Each staff person we encountered at Moto was either a culinary student or graduate of such a school. Take for instance, the dapper Trevor Hamblin, who gave us thorough descriptions of each course (twice), each drink, patiently answered our many questions and chatted more amicably with my mother than I did (kidding!).
After noshing on our menus, we were eager for the first course: chicaqua ("shee-cah-gwa") onions, the city's namesake. Cute, tiny, pink onions with a bulb the size of my 10 year-old son’s pinky nail served with flat bread. Delightful.
It could take as long to blog this meal as it did to eat eat--2.5 hours(!), so I'll share highlights.
The chef works with trained sommeliers to come up with pleasing combinations. The most interesting pairing was this German rauche bier or smoked beer. Mmm. tastes like bacon...and beer. Interesting.
The "Reuben lasagna," looked like the latter, but tasted like the former. Consisting of brisket, Swiss cheese, and sauerkraut, the sandwich, I mean lasagna, smelled like a childhood memory, but I'm not sure which one. Trying to place that elusive scent, I kept sniffing, deeply inhaling to no avail, but fortunately did not draw attention from curious onlookers.
The Cuban pork sandwich was a definite win and the presentation was brilliant.
The cigar-sandwich consisted of braised pork confit and (something else), mixed with in house pickles and white bread, deep friend, wrapped in braised collard greens then in smoked red pepper puree sitting atop a bed of ash made of black and white sesame seed ground with Cuban spices. The presentation is wonderful. It was a bit salty, but overall crisp, chewy, and satisfying.
Bubble Tea?No, watermelon soup! This got points for originality, but then again so did every other course of the evening. Dig if you will this picture, watermelon consomme with ginger and lemon, “scallop sous vide in lemon oil” with citrus peel for flavor and a bit of mint. The broth itself was intriguing, but the fish combo didn't work for my Mom or me. For what it's worth, I'm not a huge fan of Bubble Tea, either.

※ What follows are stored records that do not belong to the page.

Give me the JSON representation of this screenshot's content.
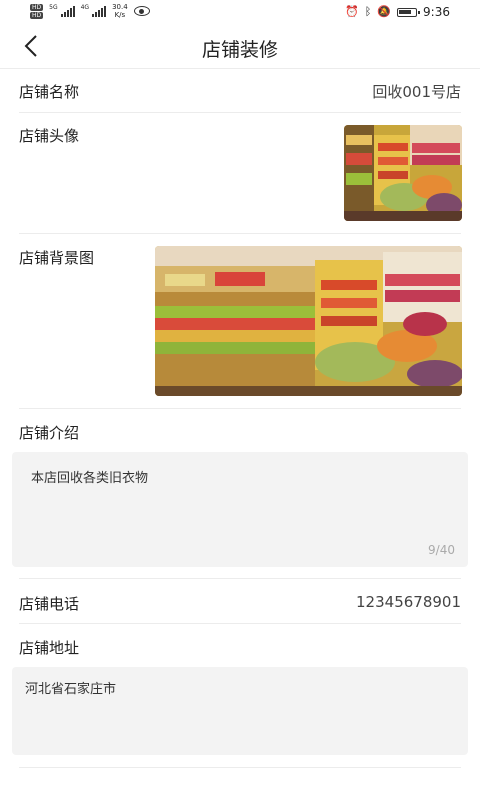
{
  "status_bar": {
    "hd1": "HD",
    "hd2": "HD",
    "net1": "5G",
    "net2": "4G",
    "speed_value": "30.4",
    "speed_unit": "K/s",
    "time": "9:36"
  },
  "header": {
    "title": "店铺装修"
  },
  "shop_name": {
    "label": "店铺名称",
    "value": "回收001号店"
  },
  "shop_avatar": {
    "label": "店铺头像"
  },
  "shop_background": {
    "label": "店铺背景图"
  },
  "shop_intro": {
    "label": "店铺介绍",
    "value": "本店回收各类旧衣物",
    "counter": "9/40"
  },
  "shop_phone": {
    "label": "店铺电话",
    "value": "12345678901"
  },
  "shop_address": {
    "label": "店铺地址",
    "value": "河北省石家庄市"
  },
  "colors": {
    "divider": "#ececec",
    "textbox_bg": "#f3f3f3",
    "counter": "#aaaaaa"
  }
}
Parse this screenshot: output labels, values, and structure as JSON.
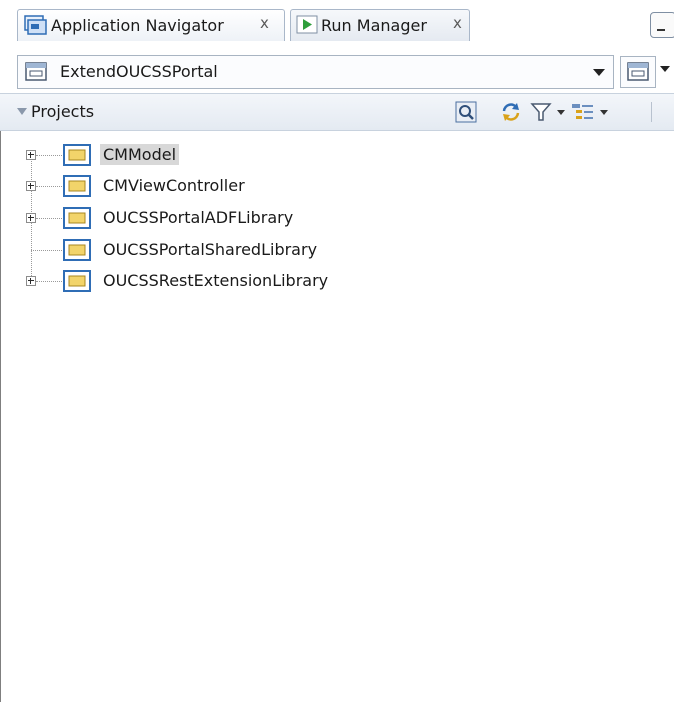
{
  "tabs": [
    {
      "label": "Application Navigator",
      "close": "x",
      "active": true,
      "icon": "application-navigator-icon"
    },
    {
      "label": "Run Manager",
      "close": "x",
      "active": false,
      "icon": "run-play-icon"
    }
  ],
  "application_selector": {
    "value": "ExtendOUCSSPortal",
    "icon": "application-icon"
  },
  "projects_panel": {
    "title": "Projects",
    "toolbar_icons": [
      "search-navigator-icon",
      "refresh-icon",
      "filter-icon",
      "working-set-icon"
    ]
  },
  "tree": [
    {
      "label": "CMModel",
      "expandable": true,
      "selected": true
    },
    {
      "label": "CMViewController",
      "expandable": true,
      "selected": false
    },
    {
      "label": "OUCSSPortalADFLibrary",
      "expandable": true,
      "selected": false
    },
    {
      "label": "OUCSSPortalSharedLibrary",
      "expandable": false,
      "selected": false
    },
    {
      "label": "OUCSSRestExtensionLibrary",
      "expandable": true,
      "selected": false
    }
  ],
  "colors": {
    "accent_blue": "#2f6db5",
    "folder_yellow": "#f2d46a",
    "selection_gray": "#d8d8d8",
    "play_green": "#2e9e3a"
  }
}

How about rabbit maki risotto? Looks like sushi, but it's not. This mouthful was made with rabbit loin and brussels sprouts wrapped in mushroom paper and rolled in rice, as well as sesame and poppy seeds. It was served with aoli with allspice, and daikon marinated in beet juice instead of ginger and freeze dies peas instead of wasabi. Tasty as long I could keep thoughts of cute little bunnies out of my head.
Remember our patient waiter? He must have thought I was hard of hearing I asked him to describe this next dish over and over again. Broccoli rabe and pork belly braised in stock that starts with caramel and is flavored with lemon grass, chili and like five other things that boil down into the glaze.
The dish was too complicated for me to transcribe (did I mention the many glasses of wine?) no matter how many times Trevor repeated it. Mushroom stems pureed blah blah and made into what sounds like a meringue version of the original mushroom. WTH? But, oh, look how lovely!
Delicious course; I especially like the sweet and delicious glaze that had just a hint of spice.
Not quite, but close to dessert, we enjoyed this classic Italian dessert morphed into a savory Mexican one.
The actual dessert courses included Pad Thai-esque, featuring sorbet "pad thai," mango cream, vanilla rice pudding, coconut sorbet and lime slice made out of thai basil, cilantro and lime juice Mom told me she'll never look at pad thai the same way.
We ended the meal, which felt like more of an event, really, with a root beer float Moto-style. That is, a beaker of locally brewed root beer topped with a vanilla infused packing peanut dipped in liquid nitrogen, for a magical effect.
Our dinner at Moto was an unforgettable mother-daughter experience, but heck, dining partners aside, a dinner at Moto is just plain memorable.
Click here for more Moto photos from the launch party of their Planet Green Show, Future Food.